|US7038649 *||May 7, 2002||May 2, 2006||Hitachi, Ltd.||Liquid crystal display driving method/driving circuit capable of being driven with equal voltages|
|US8094112||Feb 7, 2006||Jan 10, 2012||Hitachi, Ltd.||Liquid crystal display driving method/driving circuit capable of being driven with equal voltages|
|US20020154086 *||May 7, 2002||Oct 24, 2002||Tsutomu Furuhashi||Liquid crystal display driving method/driving circuit capable of being driven with equal voltages|

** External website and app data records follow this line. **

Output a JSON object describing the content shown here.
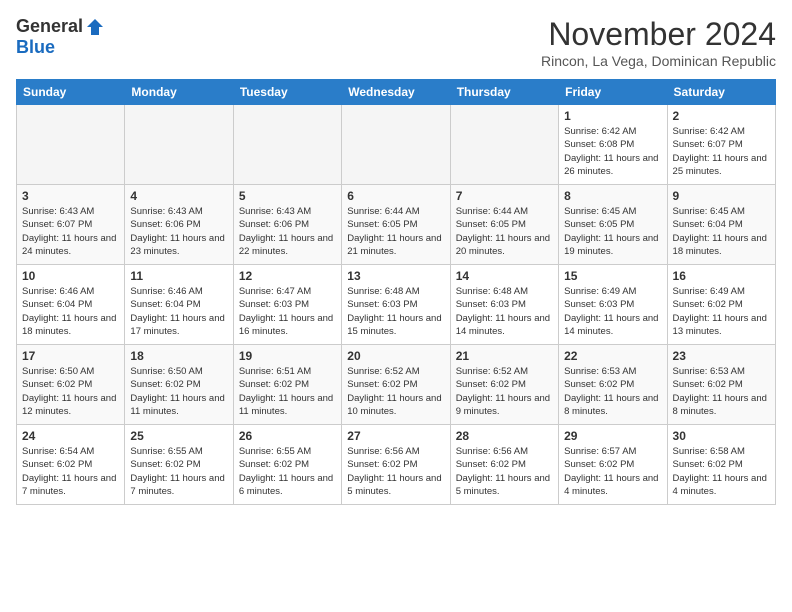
{
  "header": {
    "logo_general": "General",
    "logo_blue": "Blue",
    "month_title": "November 2024",
    "location": "Rincon, La Vega, Dominican Republic"
  },
  "calendar": {
    "weekdays": [
      "Sunday",
      "Monday",
      "Tuesday",
      "Wednesday",
      "Thursday",
      "Friday",
      "Saturday"
    ],
    "weeks": [
      [
        {
          "day": "",
          "info": ""
        },
        {
          "day": "",
          "info": ""
        },
        {
          "day": "",
          "info": ""
        },
        {
          "day": "",
          "info": ""
        },
        {
          "day": "",
          "info": ""
        },
        {
          "day": "1",
          "info": "Sunrise: 6:42 AM\nSunset: 6:08 PM\nDaylight: 11 hours and 26 minutes."
        },
        {
          "day": "2",
          "info": "Sunrise: 6:42 AM\nSunset: 6:07 PM\nDaylight: 11 hours and 25 minutes."
        }
      ],
      [
        {
          "day": "3",
          "info": "Sunrise: 6:43 AM\nSunset: 6:07 PM\nDaylight: 11 hours and 24 minutes."
        },
        {
          "day": "4",
          "info": "Sunrise: 6:43 AM\nSunset: 6:06 PM\nDaylight: 11 hours and 23 minutes."
        },
        {
          "day": "5",
          "info": "Sunrise: 6:43 AM\nSunset: 6:06 PM\nDaylight: 11 hours and 22 minutes."
        },
        {
          "day": "6",
          "info": "Sunrise: 6:44 AM\nSunset: 6:05 PM\nDaylight: 11 hours and 21 minutes."
        },
        {
          "day": "7",
          "info": "Sunrise: 6:44 AM\nSunset: 6:05 PM\nDaylight: 11 hours and 20 minutes."
        },
        {
          "day": "8",
          "info": "Sunrise: 6:45 AM\nSunset: 6:05 PM\nDaylight: 11 hours and 19 minutes."
        },
        {
          "day": "9",
          "info": "Sunrise: 6:45 AM\nSunset: 6:04 PM\nDaylight: 11 hours and 18 minutes."
        }
      ],
      [
        {
          "day": "10",
          "info": "Sunrise: 6:46 AM\nSunset: 6:04 PM\nDaylight: 11 hours and 18 minutes."
        },
        {
          "day": "11",
          "info": "Sunrise: 6:46 AM\nSunset: 6:04 PM\nDaylight: 11 hours and 17 minutes."
        },
        {
          "day": "12",
          "info": "Sunrise: 6:47 AM\nSunset: 6:03 PM\nDaylight: 11 hours and 16 minutes."
        },
        {
          "day": "13",
          "info": "Sunrise: 6:48 AM\nSunset: 6:03 PM\nDaylight: 11 hours and 15 minutes."
        },
        {
          "day": "14",
          "info": "Sunrise: 6:48 AM\nSunset: 6:03 PM\nDaylight: 11 hours and 14 minutes."
        },
        {
          "day": "15",
          "info": "Sunrise: 6:49 AM\nSunset: 6:03 PM\nDaylight: 11 hours and 14 minutes."
        },
        {
          "day": "16",
          "info": "Sunrise: 6:49 AM\nSunset: 6:02 PM\nDaylight: 11 hours and 13 minutes."
        }
      ],
      [
        {
          "day": "17",
          "info": "Sunrise: 6:50 AM\nSunset: 6:02 PM\nDaylight: 11 hours and 12 minutes."
        },
        {
          "day": "18",
          "info": "Sunrise: 6:50 AM\nSunset: 6:02 PM\nDaylight: 11 hours and 11 minutes."
        },
        {
          "day": "19",
          "info": "Sunrise: 6:51 AM\nSunset: 6:02 PM\nDaylight: 11 hours and 11 minutes."
        },
        {
          "day": "20",
          "info": "Sunrise: 6:52 AM\nSunset: 6:02 PM\nDaylight: 11 hours and 10 minutes."
        },
        {
          "day": "21",
          "info": "Sunrise: 6:52 AM\nSunset: 6:02 PM\nDaylight: 11 hours and 9 minutes."
        },
        {
          "day": "22",
          "info": "Sunrise: 6:53 AM\nSunset: 6:02 PM\nDaylight: 11 hours and 8 minutes."
        },
        {
          "day": "23",
          "info": "Sunrise: 6:53 AM\nSunset: 6:02 PM\nDaylight: 11 hours and 8 minutes."
        }
      ],
      [
        {
          "day": "24",
          "info": "Sunrise: 6:54 AM\nSunset: 6:02 PM\nDaylight: 11 hours and 7 minutes."
        },
        {
          "day": "25",
          "info": "Sunrise: 6:55 AM\nSunset: 6:02 PM\nDaylight: 11 hours and 7 minutes."
        },
        {
          "day": "26",
          "info": "Sunrise: 6:55 AM\nSunset: 6:02 PM\nDaylight: 11 hours and 6 minutes."
        },
        {
          "day": "27",
          "info": "Sunrise: 6:56 AM\nSunset: 6:02 PM\nDaylight: 11 hours and 5 minutes."
        },
        {
          "day": "28",
          "info": "Sunrise: 6:56 AM\nSunset: 6:02 PM\nDaylight: 11 hours and 5 minutes."
        },
        {
          "day": "29",
          "info": "Sunrise: 6:57 AM\nSunset: 6:02 PM\nDaylight: 11 hours and 4 minutes."
        },
        {
          "day": "30",
          "info": "Sunrise: 6:58 AM\nSunset: 6:02 PM\nDaylight: 11 hours and 4 minutes."
        }
      ]
    ]
  }
}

|US20060125764 *||Feb 7, 2006||Jun 15, 2006||Tsutomu Furuhashi||Liquid crystal display driving method/driving circuit capable of being driven with equal voltages|
|U.S. Classification||345/94, 345/53, 345/208|
|International Classification||G09G3/36, G02F1/133|
|Aug 25, 1993||AS||Assignment|
Owner name: BANKERS TRUST COMPANY, AS AGENT, NEW YORK
Free format text: SECURITY INTEREST;ASSIGNOR:BELL & HOWELL PHILLIPSBURG COMPANY, A DELAWARE CORPORATION;REEL/FRAME:006673/0102
Effective date: 19930817
|Mar 1, 1994||FPAY||Fee payment|
Year of fee payment: 4
|Oct 14, 1997||AS||Assignment|
Owner name: BELL & HOWELL MAIL PROCESSING SYSTEMS COMPANY, NOR
Free format text: RELEASE OF PATENT COLLATERAL ASSIGNMENT AND SECURITY AGREEMENT;ASSIGNOR:BANKERS TRUST COMPANY, A NEW YORK BANKING CORPORATION;REEL/FRAME:008744/0786
Effective date: 19970922
|Mar 3, 1998||FPAY||Fee payment|
Year of fee payment: 8
|Feb 14, 2002||FPAY||Fee payment|
Year of fee payment: 12